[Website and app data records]
%%
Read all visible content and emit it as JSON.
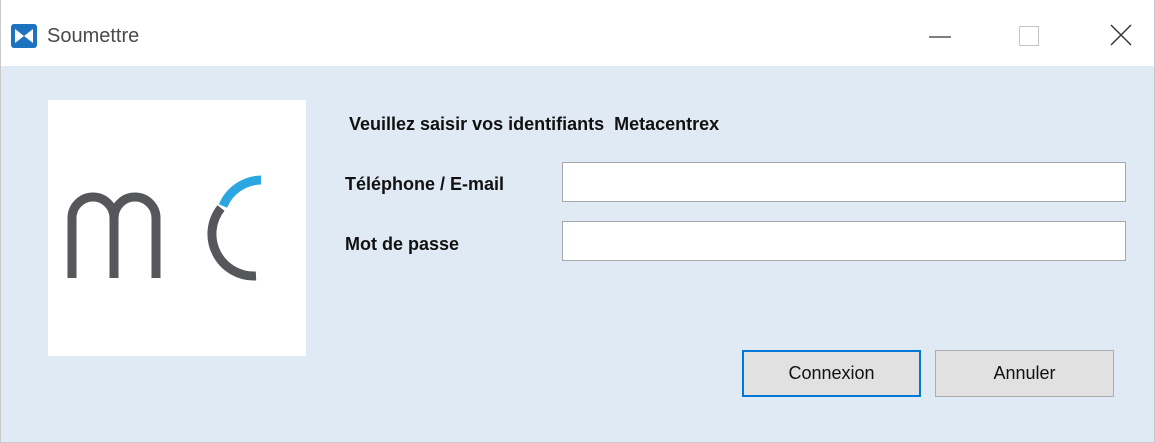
{
  "window": {
    "title": "Soumettre",
    "app_icon": "metacentrex-app-icon",
    "controls": [
      "minimize-icon",
      "maximize-icon",
      "close-icon"
    ]
  },
  "form": {
    "heading": "Veuillez saisir vos identifiants  Metacentrex",
    "phone_label": "Téléphone / E-mail",
    "phone_value": "",
    "password_label": "Mot de passe",
    "password_value": ""
  },
  "buttons": {
    "connect_label": "Connexion",
    "cancel_label": "Annuler"
  },
  "colors": {
    "client_background": "#dfeaf4",
    "logo_gray": "#55575a",
    "logo_blue": "#2aa7e0",
    "focus_border": "#0078d7"
  }
}
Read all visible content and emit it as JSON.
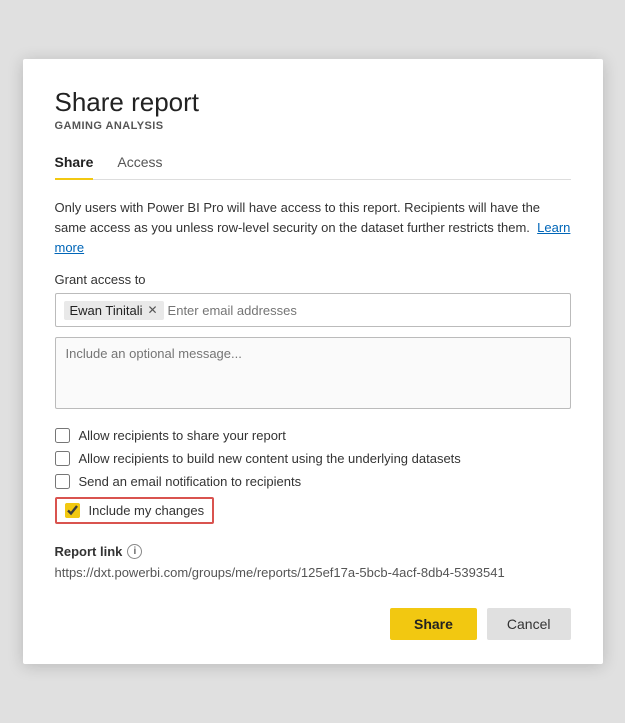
{
  "dialog": {
    "title": "Share report",
    "subtitle": "GAMING ANALYSIS",
    "tabs": [
      {
        "id": "share",
        "label": "Share",
        "active": true
      },
      {
        "id": "access",
        "label": "Access",
        "active": false
      }
    ],
    "info_text": "Only users with Power BI Pro will have access to this report. Recipients will have the same access as you unless row-level security on the dataset further restricts them.",
    "learn_more_label": "Learn more",
    "grant_access_label": "Grant access to",
    "email_tag_name": "Ewan Tinitali",
    "email_placeholder": "Enter email addresses",
    "message_placeholder": "Include an optional message...",
    "checkboxes": [
      {
        "id": "allow-share",
        "label": "Allow recipients to share your report",
        "checked": false
      },
      {
        "id": "allow-build",
        "label": "Allow recipients to build new content using the underlying datasets",
        "checked": false
      },
      {
        "id": "send-email",
        "label": "Send an email notification to recipients",
        "checked": false
      },
      {
        "id": "include-changes",
        "label": "Include my changes",
        "checked": true,
        "highlighted": true
      }
    ],
    "report_link": {
      "label": "Report link",
      "url": "https://dxt.powerbi.com/groups/me/reports/125ef17a-5bcb-4acf-8db4-5393541"
    },
    "buttons": {
      "share": "Share",
      "cancel": "Cancel"
    }
  }
}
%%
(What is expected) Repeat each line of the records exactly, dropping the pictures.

(Solution to the problem)
Read all visible content and emit it as JSON.
{
  "window": {
    "title": "Soumettre",
    "app_icon": "metacentrex-app-icon",
    "controls": [
      "minimize-icon",
      "maximize-icon",
      "close-icon"
    ]
  },
  "form": {
    "heading": "Veuillez saisir vos identifiants  Metacentrex",
    "phone_label": "Téléphone / E-mail",
    "phone_value": "",
    "password_label": "Mot de passe",
    "password_value": ""
  },
  "buttons": {
    "connect_label": "Connexion",
    "cancel_label": "Annuler"
  },
  "colors": {
    "client_background": "#dfeaf4",
    "logo_gray": "#55575a",
    "logo_blue": "#2aa7e0",
    "focus_border": "#0078d7"
  }
}
Read all visible content and emit it as JSON.
{
  "dialog": {
    "title": "Share report",
    "subtitle": "GAMING ANALYSIS",
    "tabs": [
      {
        "id": "share",
        "label": "Share",
        "active": true
      },
      {
        "id": "access",
        "label": "Access",
        "active": false
      }
    ],
    "info_text": "Only users with Power BI Pro will have access to this report. Recipients will have the same access as you unless row-level security on the dataset further restricts them.",
    "learn_more_label": "Learn more",
    "grant_access_label": "Grant access to",
    "email_tag_name": "Ewan Tinitali",
    "email_placeholder": "Enter email addresses",
    "message_placeholder": "Include an optional message...",
    "checkboxes": [
      {
        "id": "allow-share",
        "label": "Allow recipients to share your report",
        "checked": false
      },
      {
        "id": "allow-build",
        "label": "Allow recipients to build new content using the underlying datasets",
        "checked": false
      },
      {
        "id": "send-email",
        "label": "Send an email notification to recipients",
        "checked": false
      },
      {
        "id": "include-changes",
        "label": "Include my changes",
        "checked": true,
        "highlighted": true
      }
    ],
    "report_link": {
      "label": "Report link",
      "url": "https://dxt.powerbi.com/groups/me/reports/125ef17a-5bcb-4acf-8db4-5393541"
    },
    "buttons": {
      "share": "Share",
      "cancel": "Cancel"
    }
  }
}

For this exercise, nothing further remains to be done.